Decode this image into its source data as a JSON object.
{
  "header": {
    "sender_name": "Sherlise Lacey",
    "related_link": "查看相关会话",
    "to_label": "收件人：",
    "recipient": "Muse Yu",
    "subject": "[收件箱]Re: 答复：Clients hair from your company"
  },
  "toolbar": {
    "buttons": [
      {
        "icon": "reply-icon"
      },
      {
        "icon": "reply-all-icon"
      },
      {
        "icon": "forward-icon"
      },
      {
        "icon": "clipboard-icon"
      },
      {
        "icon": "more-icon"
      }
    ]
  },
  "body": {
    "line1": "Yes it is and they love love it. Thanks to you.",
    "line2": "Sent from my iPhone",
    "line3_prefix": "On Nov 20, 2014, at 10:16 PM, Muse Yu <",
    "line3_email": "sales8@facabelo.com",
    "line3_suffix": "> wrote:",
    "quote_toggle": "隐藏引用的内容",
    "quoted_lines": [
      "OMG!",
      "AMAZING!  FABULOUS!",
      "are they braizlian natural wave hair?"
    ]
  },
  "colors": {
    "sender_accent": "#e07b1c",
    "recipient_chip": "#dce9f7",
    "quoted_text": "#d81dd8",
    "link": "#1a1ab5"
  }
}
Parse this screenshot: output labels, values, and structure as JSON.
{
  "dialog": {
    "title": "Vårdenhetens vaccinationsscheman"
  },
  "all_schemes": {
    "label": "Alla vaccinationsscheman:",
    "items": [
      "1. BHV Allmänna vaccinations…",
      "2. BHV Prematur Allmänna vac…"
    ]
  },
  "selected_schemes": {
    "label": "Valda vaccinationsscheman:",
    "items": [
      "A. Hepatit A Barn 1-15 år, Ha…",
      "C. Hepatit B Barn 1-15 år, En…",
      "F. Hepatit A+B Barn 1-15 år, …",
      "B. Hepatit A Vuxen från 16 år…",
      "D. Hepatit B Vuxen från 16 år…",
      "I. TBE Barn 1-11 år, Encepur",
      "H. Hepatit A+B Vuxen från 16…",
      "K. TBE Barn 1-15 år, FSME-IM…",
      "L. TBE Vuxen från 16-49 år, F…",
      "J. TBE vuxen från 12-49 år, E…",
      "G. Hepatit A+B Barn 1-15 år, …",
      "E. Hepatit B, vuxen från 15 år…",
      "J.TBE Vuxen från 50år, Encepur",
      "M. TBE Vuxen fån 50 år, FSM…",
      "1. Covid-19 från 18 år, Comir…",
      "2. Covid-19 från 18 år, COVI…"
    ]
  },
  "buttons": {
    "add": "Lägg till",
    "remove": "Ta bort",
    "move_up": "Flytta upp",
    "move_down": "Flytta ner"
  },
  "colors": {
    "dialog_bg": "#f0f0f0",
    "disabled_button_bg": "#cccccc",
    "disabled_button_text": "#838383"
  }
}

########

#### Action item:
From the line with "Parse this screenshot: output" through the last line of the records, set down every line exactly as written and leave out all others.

#### Reply:
Parse this screenshot: output labels, values, and structure as JSON.
{
  "dialog": {
    "title": "Vårdenhetens vaccinationsscheman"
  },
  "all_schemes": {
    "label": "Alla vaccinationsscheman:",
    "items": [
      "1. BHV Allmänna vaccinations…",
      "2. BHV Prematur Allmänna vac…"
    ]
  },
  "selected_schemes": {
    "label": "Valda vaccinationsscheman:",
    "items": [
      "A. Hepatit A Barn 1-15 år, Ha…",
      "C. Hepatit B Barn 1-15 år, En…",
      "F. Hepatit A+B Barn 1-15 år, …",
      "B. Hepatit A Vuxen från 16 år…",
      "D. Hepatit B Vuxen från 16 år…",
      "I. TBE Barn 1-11 år, Encepur",
      "H. Hepatit A+B Vuxen från 16…",
      "K. TBE Barn 1-15 år, FSME-IM…",
      "L. TBE Vuxen från 16-49 år, F…",
      "J. TBE vuxen från 12-49 år, E…",
      "G. Hepatit A+B Barn 1-15 år, …",
      "E. Hepatit B, vuxen från 15 år…",
      "J.TBE Vuxen från 50år, Encepur",
      "M. TBE Vuxen fån 50 år, FSM…",
      "1. Covid-19 från 18 år, Comir…",
      "2. Covid-19 från 18 år, COVI…"
    ]
  },
  "buttons": {
    "add": "Lägg till",
    "remove": "Ta bort",
    "move_up": "Flytta upp",
    "move_down": "Flytta ner"
  },
  "colors": {
    "dialog_bg": "#f0f0f0",
    "disabled_button_bg": "#cccccc",
    "disabled_button_text": "#838383"
  }
}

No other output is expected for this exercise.